Tuesday, May 01, 2007

Perspective: On This Day In Iraq -- May 1st edition

May 1, 2003: A Marine stands guard outside the police station in al-Kut, part of the effort to bring a stop to the looting which had spread across Iraq since the invasion.

May 1, 2002:

Atta Didn't Meet With Iraqi Intelligence Agent as Once Alleged

WASHINGTON — U.S. investigators no longer believe suicide hijacker Mohammed Atta met with an Iraqi intelligence agent in Europe last year, eliminating the only known link between Saddam Hussein's government and the Sept. 11 terrorist attacks.

American and Czech officials had believed the meetings between Atta, the alleged ringleader of the 19 hijackers, and Ahmad Khalil Ibrahim Samir Al-Ani, an Iraqi diplomat widely believed to be an intelligence agent, took place in Prague in April 2001.

Some observers said the meetings suggested Iraq's complicity in the Sept. 11 attacks -- providing the United States with a reason to attack Saddam.

Read the rest at Fox News

May 1, 2003:

Bush Proclaims Victory in Iraq

ABOARD THE USS ABRAHAM LINCOLN, May 1 -- President Bush proclaimed victory in Iraq tonight from aboard a U.S. aircraft carrier returning to home port, but he cautioned that much remains to be done in the broader war against terrorism.

"The battle of Iraq is one victory in a war on terror that began on September the 11th, 2001, and still goes on," the president said in his national address beamed from the deck of the Lincoln.
Bush told the nearly 5,000 sailors gathered on the flight deck under a bright sun that they had fought "for the cause of liberty and for the peace of the world."

Portraying the anti-terrorist battles in the tradition of the Normandy invasion and Iwo Jima, Bush placed his own doctrine of overwhelming American strength and the use of preemptive force along side Franklin Roosevelt's Four Freedoms, the Truman Doctrine of containment, and Ronald Reagan's challenge to the Soviet Union's "Evil Empire."

Read the rest at the Washington Post

May 1, 2004:

U.S. toll in April: 136 dead

WASHINGTON -- The deadliest month of the Iraq war for U.S. troops has taken an especially heavy toll on the Army National Guard and Army Reserve.

Overall, at least 136 U.S. troops died in Iraq in April -- more than in the previous three months combined -- including more than a dozen whose names have not been released because the Army has not notified their families.

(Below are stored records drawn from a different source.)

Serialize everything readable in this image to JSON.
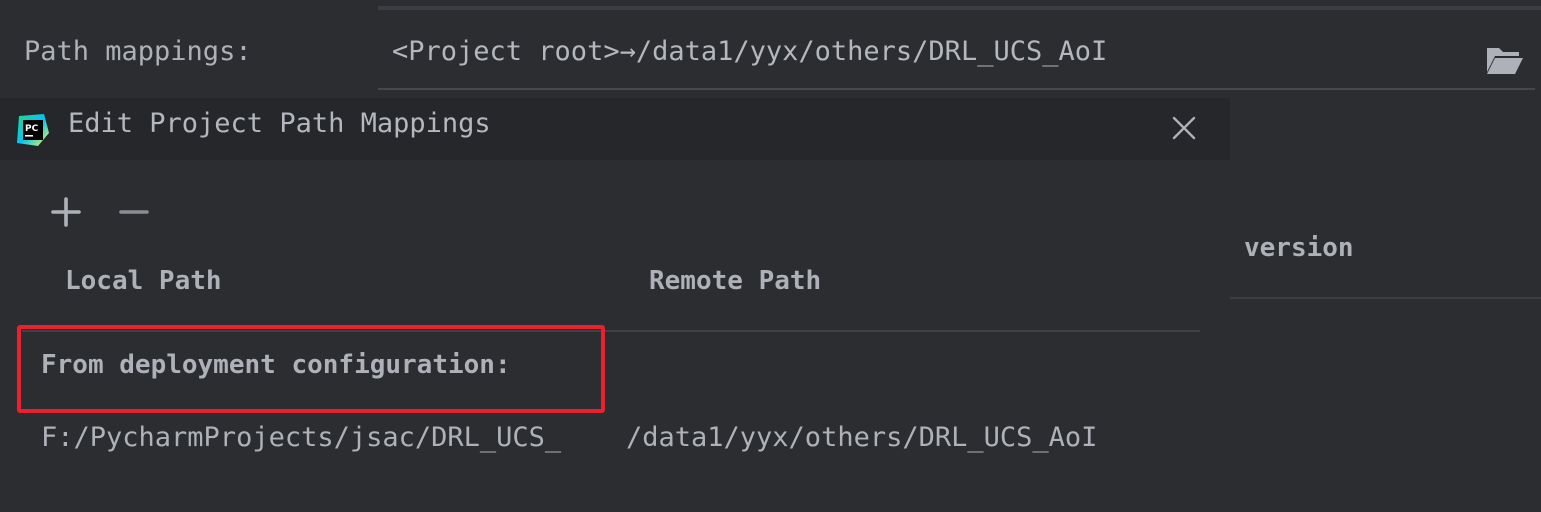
{
  "background": {
    "path_mappings_label": "Path mappings:",
    "path_mappings_value": "<Project root>→/data1/yyx/others/DRL_UCS_AoI",
    "folder_icon": "folder-open-icon",
    "version_header": "version"
  },
  "dialog": {
    "app_icon": "pycharm-logo",
    "app_icon_text": "PC",
    "title": "Edit Project Path Mappings",
    "close_icon": "close-icon",
    "toolbar": {
      "add_label": "+",
      "remove_label": "−"
    },
    "columns": {
      "local": "Local Path",
      "remote": "Remote Path"
    },
    "group_label": "From deployment configuration:",
    "mappings": [
      {
        "local": "F:/PycharmProjects/jsac/DRL_UCS_",
        "remote": "/data1/yyx/others/DRL_UCS_AoI"
      }
    ]
  },
  "colors": {
    "background": "#2b2d30",
    "header": "#25272a",
    "text": "#aeb2b8",
    "highlight": "#e8212d"
  }
}
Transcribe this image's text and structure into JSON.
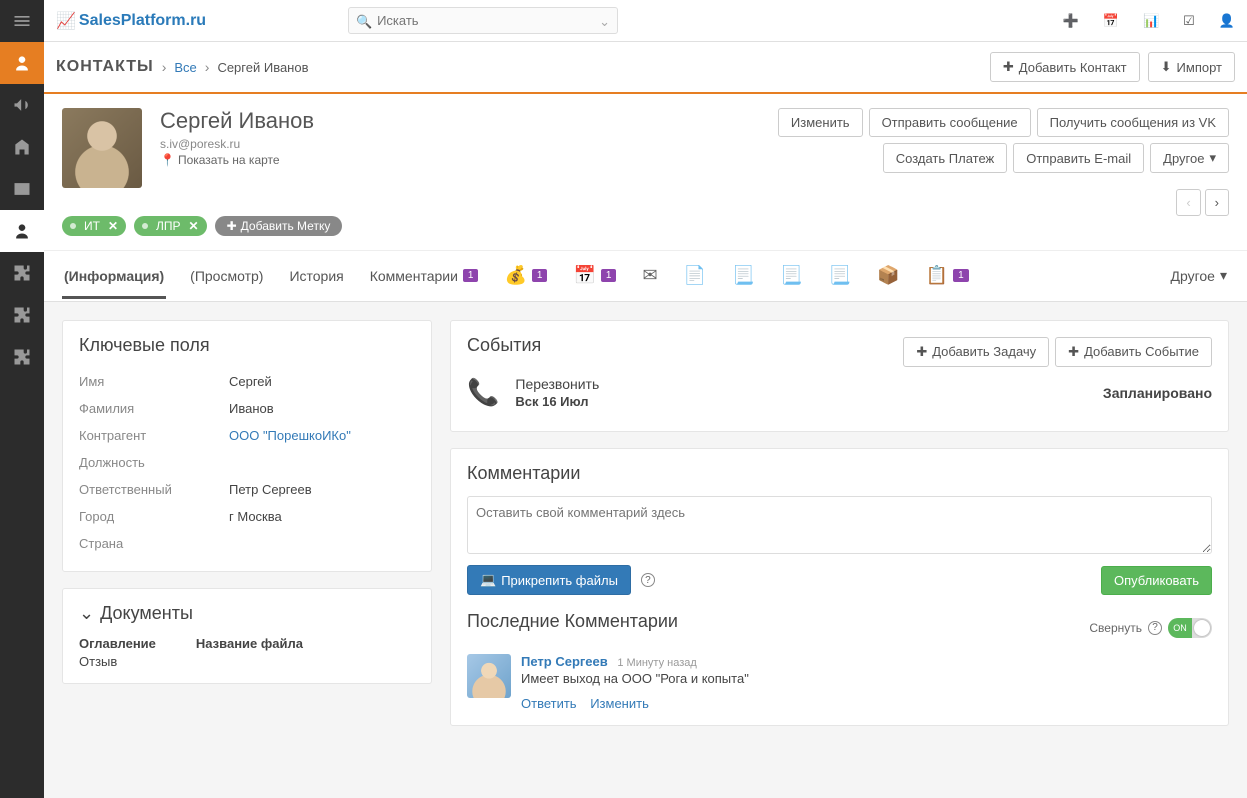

That compares with death totals of 50 in March, 21 in February and 46 in January.

The dead Americans ranged in age from 18 years to 49 years old. At least 13 were teenagers, and at least five were 40 years or older...

In all, 732 U.S. troops have died in Iraq since the conflict began, according to the Pentagon's official count yesterday. That figure, however, does not include at least some of the one dozen who have died in the past two days.

Read the rest at the Seattle Post Intelligencer

May 1, 2005:

As casualties soar, America's women face reality of front line

Facing the highest ever casualty rate for servicewomen in its history, America is considering making official what is already a reality - allowing women to fight on the front line in war.

The ground war in Iraq has made the historical tradition of not having women in combat unworkable. A total of 35 US servicewomen have now died in Iraq and 271 have been injured. It is a small percentage of the 1,500 US service personnel fatalities and the 11,600 wounded, but these women are being killed and injured under enemy fire.

Read the rest at the Observer

May 1, 2006:

'Mission' Gets Closer to 'Accomplished'

WASHINGTON -- Three years after delivering his "mission accomplished" speech on Iraq, President Bush on Monday declared another turning point had arrived with the establishment of a permanent government in Baghdad.

"We believe we've got partners to help the Iraqi people realize their dreams," Bush said of the recent emergence of new Iraqi leadership. "They need to know that we stand with them."

The president's May 1, 2003, appearance on the USS Abraham Lincoln is one of his most indelible war-related images.

The president's May 1, 2003, appearance on the USS Abraham Lincoln is one of his most indelible war-related images.

Clad in a flight suit, he emerged dramatically from a Navy jet that screamed in for a landing on the carrier's deck. Under a giant "Mission Accomplished" banner, Bush announced that "major combat operations in Iraq have ended."...

It didn't turn out that way.

Violence in Iraq continued instead of ebbed. In the six weeks from the start of the invasion to Bush's speech, 139 U.S. soldiers had died. In the three years since, as of Sunday, there have been another 2,258 U.S. military deaths in Iraq -- an average of 63 each month.

Read the rest at the Washington Post